Yesterday was a beautiful day, unseasonably warm and just right to finish the job of taking down the old barbed-wire fence. After much delay and a few attempts to sneak back to the new video game, I finally got older and younger sons motivated and out by the long drive leading to the in-law's house. The wooden posts for the new fence were already in the ground, waiting for new wire mesh to be stretched tight from post to post. The old fence was a scraggly ad-hoc affair consisting of four strands of rusting barbed wire on short metal posts. The sheep had taken to going though it like ghosts walking through walls. Like ghosts, they had also taken to appearing in places where they were neither wanted nor expected. Hence the new fence. We took down a few individual strands to save for later use, but there was more old wire than we wanted or needed to salvage. The oldest started rolling strands together in a ball as the youngest and I unclipped the wire from the old metal posts. The further he rolled, the larger it got, until he was struggling behind a waist high ball of barbed wire, like a snowball from some metallic storm. The last post came out of the ground with the sun setting over Hogback mountain. We drove up to the in-law's house, old posts rattling in the back of the farm truck, tired and hungry and ready for my mother-in-law's New Year's Day dinner.

Saturday, January 01, 2005

"So I wrote you a long letter. . .
I filled it up with love from start to end.
You have always deserved so much better,
so it's a letter I could never send."


Bill Mallonee
"Long Letter"
"Dear Life" Outtakes

I am usually not one who makes New Year's Resolutions, so it is with some trepidation that I announce my intention to post at least once each day for the coming year. 2004 was a Dickensian year in that it could best be described in that famous opening from A Tale of Two Cities; "It was the best of times, it was the worst of times." There was so much that needed saying that the accumulated weight left me all but speechless. A quick look back shows that this blog was silent three hundred thirty one days out of three hundred sixty six last year. I resolve to do better and commit to leaving no trivial opinion or observation unrecorded if needed to fill space. Perhaps a little depth may come out of the increased volume.
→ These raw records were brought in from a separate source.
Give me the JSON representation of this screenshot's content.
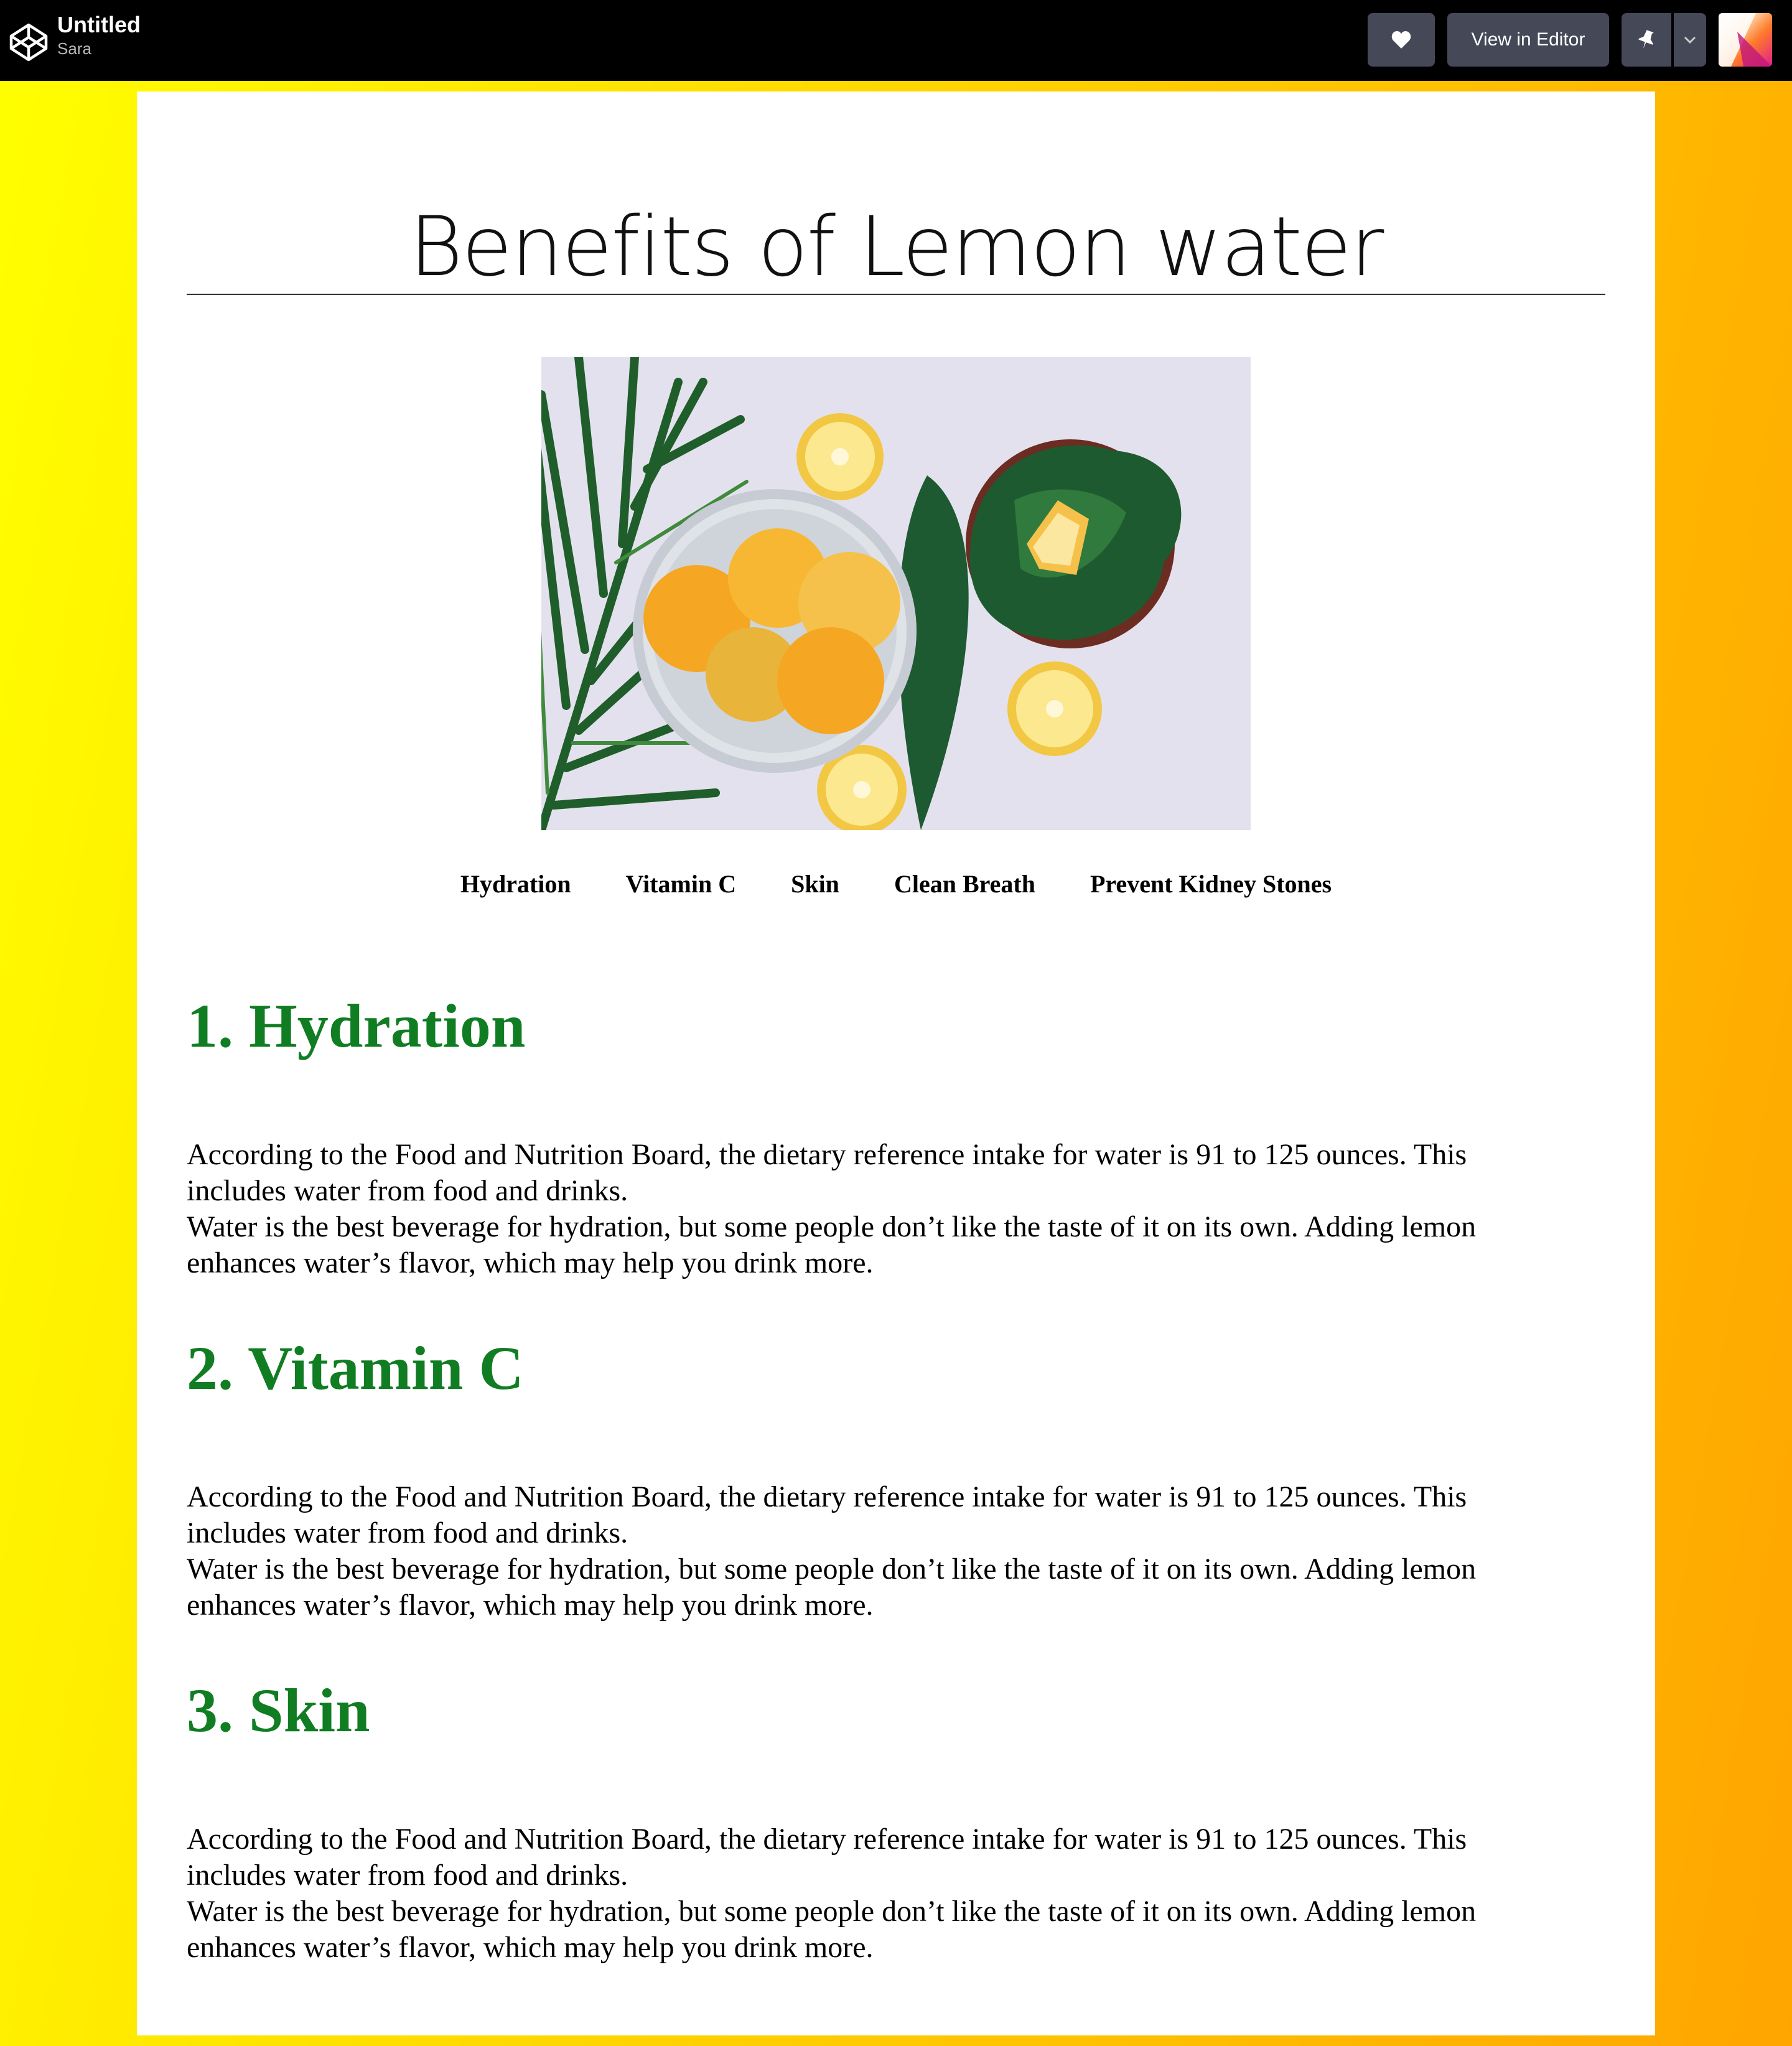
{
  "header": {
    "pen_title": "Untitled",
    "author": "Sara",
    "logo_icon": "codepen-logo-icon",
    "heart_icon": "heart-icon",
    "view_editor_label": "View in Editor",
    "pin_icon": "pin-icon",
    "dropdown_icon": "chevron-down-icon"
  },
  "page": {
    "title": "Benefits of Lemon water",
    "image_alt": "Lemons in a bowl with leaves",
    "nav": [
      "Hydration",
      "Vitamin C",
      "Skin",
      "Clean Breath",
      "Prevent Kidney Stones"
    ],
    "sections": [
      {
        "heading": "1. Hydration",
        "line1": "According to the Food and Nutrition Board, the dietary reference intake for water is 91 to 125 ounces. This includes water from food and drinks.",
        "line2": "Water is the best beverage for hydration, but some people don’t like the taste of it on its own. Adding lemon enhances water’s flavor, which may help you drink more."
      },
      {
        "heading": "2. Vitamin C",
        "line1": "According to the Food and Nutrition Board, the dietary reference intake for water is 91 to 125 ounces. This includes water from food and drinks.",
        "line2": "Water is the best beverage for hydration, but some people don’t like the taste of it on its own. Adding lemon enhances water’s flavor, which may help you drink more."
      },
      {
        "heading": "3. Skin",
        "line1": "According to the Food and Nutrition Board, the dietary reference intake for water is 91 to 125 ounces. This includes water from food and drinks.",
        "line2": "Water is the best beverage for hydration, but some people don’t like the taste of it on its own. Adding lemon enhances water’s flavor, which may help you drink more."
      }
    ]
  },
  "colors": {
    "heading_green": "#117d23",
    "topbar": "#000000",
    "button": "#444857",
    "gradient_start": "#ffff00",
    "gradient_end": "#ffa500"
  }
}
Over the last couple of years Gideon Strauss has been propagating an exercise whereby people list fifty things they love. I propose to give it a try. Since I need material, I intend to drag it out one item a day over the next fifty days, in no particular order, with a little commentary for each item. For those few of you still checking in, thanks for dropping by and I'll see you in the morning.